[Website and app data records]
● ● ● ● ●

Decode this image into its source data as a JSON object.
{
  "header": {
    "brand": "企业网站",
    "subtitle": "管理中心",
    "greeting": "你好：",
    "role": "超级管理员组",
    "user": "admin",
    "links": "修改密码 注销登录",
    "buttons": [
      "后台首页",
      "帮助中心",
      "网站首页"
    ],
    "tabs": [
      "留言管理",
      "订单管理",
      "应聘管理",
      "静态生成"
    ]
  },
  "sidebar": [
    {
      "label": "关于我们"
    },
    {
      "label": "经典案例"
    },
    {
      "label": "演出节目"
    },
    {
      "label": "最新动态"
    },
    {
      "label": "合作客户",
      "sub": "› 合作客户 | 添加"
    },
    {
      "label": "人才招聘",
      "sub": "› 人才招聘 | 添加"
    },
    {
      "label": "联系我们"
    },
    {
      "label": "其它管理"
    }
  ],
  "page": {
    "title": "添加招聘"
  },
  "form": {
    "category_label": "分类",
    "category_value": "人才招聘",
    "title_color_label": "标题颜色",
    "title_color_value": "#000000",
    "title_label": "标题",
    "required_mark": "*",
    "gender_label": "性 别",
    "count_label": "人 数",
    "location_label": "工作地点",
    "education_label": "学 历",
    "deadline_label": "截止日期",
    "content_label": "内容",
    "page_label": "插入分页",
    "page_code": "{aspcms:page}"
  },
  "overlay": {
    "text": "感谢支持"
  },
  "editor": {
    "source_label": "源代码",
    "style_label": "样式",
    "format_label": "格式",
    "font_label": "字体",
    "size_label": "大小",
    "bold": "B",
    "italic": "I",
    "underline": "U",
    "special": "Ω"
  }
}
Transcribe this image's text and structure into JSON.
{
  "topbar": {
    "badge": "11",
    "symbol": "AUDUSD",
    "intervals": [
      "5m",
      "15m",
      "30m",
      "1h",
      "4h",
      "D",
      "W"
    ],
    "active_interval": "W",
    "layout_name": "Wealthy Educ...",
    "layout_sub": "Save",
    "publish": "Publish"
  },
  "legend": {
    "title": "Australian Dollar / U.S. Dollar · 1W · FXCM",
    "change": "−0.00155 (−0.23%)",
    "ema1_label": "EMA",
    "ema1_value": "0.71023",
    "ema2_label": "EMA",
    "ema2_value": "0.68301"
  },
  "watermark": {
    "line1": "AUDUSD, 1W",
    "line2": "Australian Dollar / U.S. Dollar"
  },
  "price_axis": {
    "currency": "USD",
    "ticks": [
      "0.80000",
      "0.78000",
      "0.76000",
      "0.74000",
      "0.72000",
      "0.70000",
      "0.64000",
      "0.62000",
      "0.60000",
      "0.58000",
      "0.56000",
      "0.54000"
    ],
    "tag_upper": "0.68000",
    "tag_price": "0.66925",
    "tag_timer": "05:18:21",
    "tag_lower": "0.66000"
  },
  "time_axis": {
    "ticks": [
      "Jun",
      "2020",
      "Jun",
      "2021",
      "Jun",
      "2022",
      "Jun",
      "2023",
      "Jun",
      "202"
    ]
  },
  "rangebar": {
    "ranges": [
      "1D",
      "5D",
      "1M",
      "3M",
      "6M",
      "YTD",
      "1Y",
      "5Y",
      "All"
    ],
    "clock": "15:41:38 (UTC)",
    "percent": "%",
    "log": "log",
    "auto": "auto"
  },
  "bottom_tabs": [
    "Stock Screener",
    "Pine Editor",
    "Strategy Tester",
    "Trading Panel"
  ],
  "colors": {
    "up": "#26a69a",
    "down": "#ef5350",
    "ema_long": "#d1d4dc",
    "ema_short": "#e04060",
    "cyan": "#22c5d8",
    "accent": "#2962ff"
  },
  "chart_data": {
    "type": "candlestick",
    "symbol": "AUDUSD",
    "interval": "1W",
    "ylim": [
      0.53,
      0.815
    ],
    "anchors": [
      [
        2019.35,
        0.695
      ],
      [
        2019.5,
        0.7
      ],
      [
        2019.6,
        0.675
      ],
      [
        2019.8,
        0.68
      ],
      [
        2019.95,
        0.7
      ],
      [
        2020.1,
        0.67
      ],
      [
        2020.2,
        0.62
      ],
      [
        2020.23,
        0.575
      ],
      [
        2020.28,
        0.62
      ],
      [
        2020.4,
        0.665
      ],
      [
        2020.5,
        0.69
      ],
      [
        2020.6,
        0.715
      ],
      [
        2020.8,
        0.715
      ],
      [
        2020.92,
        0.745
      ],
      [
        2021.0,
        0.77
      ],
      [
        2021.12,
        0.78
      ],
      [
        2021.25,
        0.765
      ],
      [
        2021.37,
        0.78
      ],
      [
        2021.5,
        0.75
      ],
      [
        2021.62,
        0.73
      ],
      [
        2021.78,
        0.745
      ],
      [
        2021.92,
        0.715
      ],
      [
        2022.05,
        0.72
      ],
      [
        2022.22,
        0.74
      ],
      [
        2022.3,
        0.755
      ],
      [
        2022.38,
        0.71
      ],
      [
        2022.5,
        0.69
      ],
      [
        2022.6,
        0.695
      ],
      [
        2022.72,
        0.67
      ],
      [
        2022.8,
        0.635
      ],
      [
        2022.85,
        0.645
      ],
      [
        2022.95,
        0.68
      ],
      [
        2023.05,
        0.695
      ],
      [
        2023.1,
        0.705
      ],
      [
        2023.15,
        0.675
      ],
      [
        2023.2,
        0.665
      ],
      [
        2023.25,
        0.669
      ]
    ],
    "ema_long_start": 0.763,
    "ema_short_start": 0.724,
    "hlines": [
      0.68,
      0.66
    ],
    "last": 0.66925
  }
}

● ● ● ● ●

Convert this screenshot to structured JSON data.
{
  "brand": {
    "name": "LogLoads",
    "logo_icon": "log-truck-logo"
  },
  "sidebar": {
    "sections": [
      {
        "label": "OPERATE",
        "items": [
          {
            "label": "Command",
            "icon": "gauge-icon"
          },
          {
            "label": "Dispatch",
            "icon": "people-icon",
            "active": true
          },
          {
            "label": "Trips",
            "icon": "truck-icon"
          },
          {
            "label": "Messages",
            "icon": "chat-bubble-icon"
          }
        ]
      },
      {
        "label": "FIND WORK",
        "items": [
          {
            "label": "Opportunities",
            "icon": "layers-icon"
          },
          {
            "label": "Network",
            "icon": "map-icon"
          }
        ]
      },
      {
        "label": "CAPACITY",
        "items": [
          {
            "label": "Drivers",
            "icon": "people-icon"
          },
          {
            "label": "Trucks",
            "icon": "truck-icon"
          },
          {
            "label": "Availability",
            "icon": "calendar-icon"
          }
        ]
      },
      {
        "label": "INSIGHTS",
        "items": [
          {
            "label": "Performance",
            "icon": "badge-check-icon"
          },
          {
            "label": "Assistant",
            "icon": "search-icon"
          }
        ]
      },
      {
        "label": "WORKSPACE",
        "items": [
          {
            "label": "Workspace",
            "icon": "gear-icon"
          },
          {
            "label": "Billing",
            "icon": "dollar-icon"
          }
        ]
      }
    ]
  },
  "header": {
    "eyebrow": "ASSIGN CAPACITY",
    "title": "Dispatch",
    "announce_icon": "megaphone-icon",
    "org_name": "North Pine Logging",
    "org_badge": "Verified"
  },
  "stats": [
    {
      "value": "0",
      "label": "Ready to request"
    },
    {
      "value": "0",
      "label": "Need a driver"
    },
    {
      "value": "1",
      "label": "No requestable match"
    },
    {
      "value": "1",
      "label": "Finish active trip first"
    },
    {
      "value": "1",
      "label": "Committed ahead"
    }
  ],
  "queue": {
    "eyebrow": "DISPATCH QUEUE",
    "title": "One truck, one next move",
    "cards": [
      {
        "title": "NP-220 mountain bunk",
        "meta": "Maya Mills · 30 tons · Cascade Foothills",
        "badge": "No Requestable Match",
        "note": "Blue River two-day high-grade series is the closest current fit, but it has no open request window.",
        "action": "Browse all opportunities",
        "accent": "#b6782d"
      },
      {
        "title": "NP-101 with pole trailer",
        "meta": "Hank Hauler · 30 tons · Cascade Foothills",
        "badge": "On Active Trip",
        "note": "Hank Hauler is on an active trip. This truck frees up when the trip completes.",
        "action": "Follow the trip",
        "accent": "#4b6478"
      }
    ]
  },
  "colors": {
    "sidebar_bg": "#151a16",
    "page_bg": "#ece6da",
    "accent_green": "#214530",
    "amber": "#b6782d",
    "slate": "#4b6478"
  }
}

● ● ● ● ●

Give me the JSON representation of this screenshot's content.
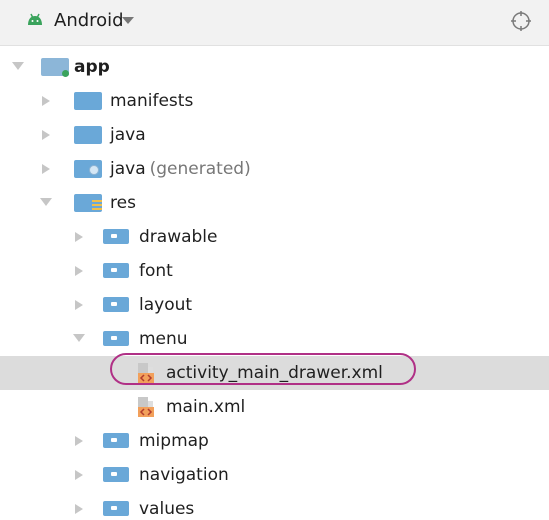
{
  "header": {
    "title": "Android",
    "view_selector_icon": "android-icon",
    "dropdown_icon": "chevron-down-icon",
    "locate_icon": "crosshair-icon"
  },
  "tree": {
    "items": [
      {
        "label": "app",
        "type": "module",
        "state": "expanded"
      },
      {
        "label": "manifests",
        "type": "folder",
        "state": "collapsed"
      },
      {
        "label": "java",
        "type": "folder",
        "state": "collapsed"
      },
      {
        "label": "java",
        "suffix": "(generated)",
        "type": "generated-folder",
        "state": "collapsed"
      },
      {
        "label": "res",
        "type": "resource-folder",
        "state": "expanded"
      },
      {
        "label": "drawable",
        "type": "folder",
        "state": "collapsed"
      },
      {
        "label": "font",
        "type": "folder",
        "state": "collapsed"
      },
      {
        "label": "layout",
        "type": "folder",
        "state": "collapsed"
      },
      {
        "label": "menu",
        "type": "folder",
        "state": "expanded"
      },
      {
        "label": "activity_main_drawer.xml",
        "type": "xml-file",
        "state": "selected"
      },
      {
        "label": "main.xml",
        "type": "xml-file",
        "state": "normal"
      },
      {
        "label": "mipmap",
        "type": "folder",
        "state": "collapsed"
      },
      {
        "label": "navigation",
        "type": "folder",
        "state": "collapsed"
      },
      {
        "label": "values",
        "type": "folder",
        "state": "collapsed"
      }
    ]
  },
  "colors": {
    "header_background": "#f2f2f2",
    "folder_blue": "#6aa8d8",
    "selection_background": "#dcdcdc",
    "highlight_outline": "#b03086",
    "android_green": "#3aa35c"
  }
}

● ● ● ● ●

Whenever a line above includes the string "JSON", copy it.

Decode this image into its source data as a JSON object.
Transcribe this image's text and structure into JSON.
Convert this screenshot to structured JSON data.
Give me the JSON representation of this screenshot's content.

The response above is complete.